Data about app and page elements:
§ §

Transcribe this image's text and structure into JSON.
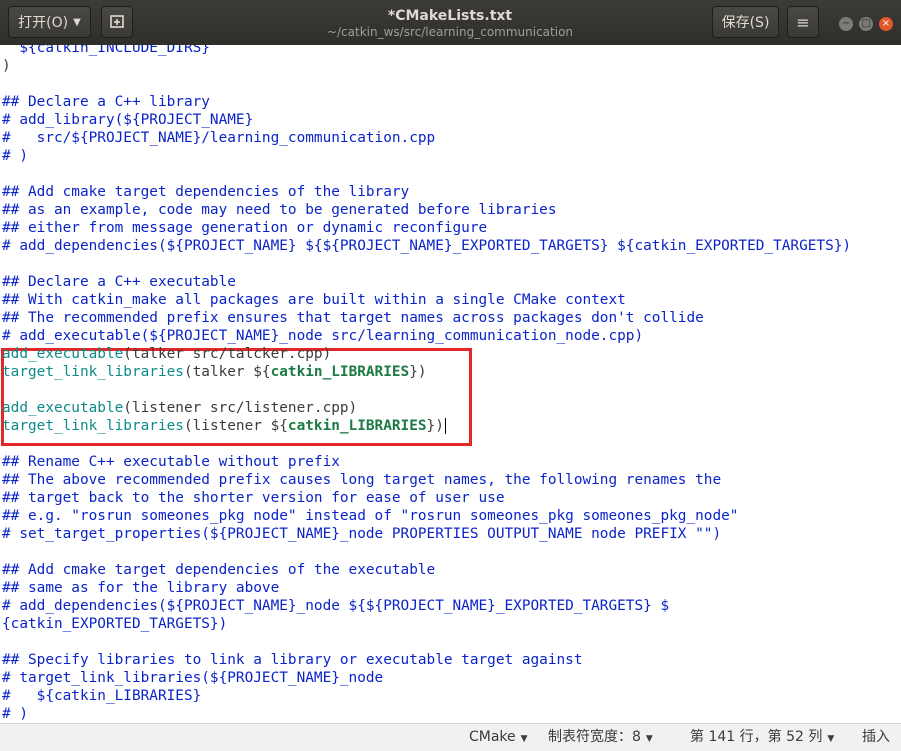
{
  "header": {
    "open_label": "打开(O)",
    "title": "*CMakeLists.txt",
    "subtitle": "~/catkin_ws/src/learning_communication",
    "save_label": "保存(S)"
  },
  "editor": {
    "lines": [
      [
        [
          "cmt",
          "  ${catkin_INCLUDE_DIRS}"
        ]
      ],
      [
        [
          "txt",
          ")"
        ]
      ],
      [
        [
          "txt",
          ""
        ]
      ],
      [
        [
          "cmt",
          "## Declare a C++ library"
        ]
      ],
      [
        [
          "cmt",
          "# add_library(${PROJECT_NAME}"
        ]
      ],
      [
        [
          "cmt",
          "#   src/${PROJECT_NAME}/learning_communication.cpp"
        ]
      ],
      [
        [
          "cmt",
          "# )"
        ]
      ],
      [
        [
          "txt",
          ""
        ]
      ],
      [
        [
          "cmt",
          "## Add cmake target dependencies of the library"
        ]
      ],
      [
        [
          "cmt",
          "## as an example, code may need to be generated before libraries"
        ]
      ],
      [
        [
          "cmt",
          "## either from message generation or dynamic reconfigure"
        ]
      ],
      [
        [
          "cmt",
          "# add_dependencies(${PROJECT_NAME} ${${PROJECT_NAME}_EXPORTED_TARGETS} ${catkin_EXPORTED_TARGETS})"
        ]
      ],
      [
        [
          "txt",
          ""
        ]
      ],
      [
        [
          "cmt",
          "## Declare a C++ executable"
        ]
      ],
      [
        [
          "cmt",
          "## With catkin_make all packages are built within a single CMake context"
        ]
      ],
      [
        [
          "cmt",
          "## The recommended prefix ensures that target names across packages don't collide"
        ]
      ],
      [
        [
          "cmt",
          "# add_executable(${PROJECT_NAME}_node src/learning_communication_node.cpp)"
        ]
      ],
      [
        [
          "fn",
          "add_executable"
        ],
        [
          "txt",
          "(talker src/talcker.cpp)"
        ]
      ],
      [
        [
          "fn",
          "target_link_libraries"
        ],
        [
          "txt",
          "(talker ${"
        ],
        [
          "var",
          "catkin_LIBRARIES"
        ],
        [
          "txt",
          "})"
        ]
      ],
      [
        [
          "txt",
          ""
        ]
      ],
      [
        [
          "fn",
          "add_executable"
        ],
        [
          "txt",
          "(listener src/listener.cpp)"
        ]
      ],
      [
        [
          "fn",
          "target_link_libraries"
        ],
        [
          "txt",
          "(listener ${"
        ],
        [
          "var",
          "catkin_LIBRARIES"
        ],
        [
          "txt",
          "})"
        ]
      ],
      [
        [
          "txt",
          ""
        ]
      ],
      [
        [
          "cmt",
          "## Rename C++ executable without prefix"
        ]
      ],
      [
        [
          "cmt",
          "## The above recommended prefix causes long target names, the following renames the"
        ]
      ],
      [
        [
          "cmt",
          "## target back to the shorter version for ease of user use"
        ]
      ],
      [
        [
          "cmt",
          "## e.g. \"rosrun someones_pkg node\" instead of \"rosrun someones_pkg someones_pkg_node\""
        ]
      ],
      [
        [
          "cmt",
          "# set_target_properties(${PROJECT_NAME}_node PROPERTIES OUTPUT_NAME node PREFIX \"\")"
        ]
      ],
      [
        [
          "txt",
          ""
        ]
      ],
      [
        [
          "cmt",
          "## Add cmake target dependencies of the executable"
        ]
      ],
      [
        [
          "cmt",
          "## same as for the library above"
        ]
      ],
      [
        [
          "cmt",
          "# add_dependencies(${PROJECT_NAME}_node ${${PROJECT_NAME}_EXPORTED_TARGETS} $"
        ]
      ],
      [
        [
          "cmt",
          "{catkin_EXPORTED_TARGETS})"
        ]
      ],
      [
        [
          "txt",
          ""
        ]
      ],
      [
        [
          "cmt",
          "## Specify libraries to link a library or executable target against"
        ]
      ],
      [
        [
          "cmt",
          "# target_link_libraries(${PROJECT_NAME}_node"
        ]
      ],
      [
        [
          "cmt",
          "#   ${catkin_LIBRARIES}"
        ]
      ],
      [
        [
          "cmt",
          "# )"
        ]
      ]
    ]
  },
  "statusbar": {
    "language": "CMake",
    "tab_width": "制表符宽度：8",
    "position": "第 141 行，第 52 列",
    "mode": "插入"
  },
  "colors": {
    "comment": "#0b24c9",
    "function": "#0d8b8b",
    "variable": "#1e7a45",
    "highlight_border": "#e32626",
    "close_button": "#e2582b"
  },
  "icons": [
    "pin-icon",
    "hamburger-menu-icon",
    "minimize-icon",
    "maximize-icon",
    "close-icon",
    "chevron-down-icon"
  ]
}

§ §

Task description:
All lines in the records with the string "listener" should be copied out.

Exercise answer:
          "(listener src/listener.cpp)"
          "(listener ${"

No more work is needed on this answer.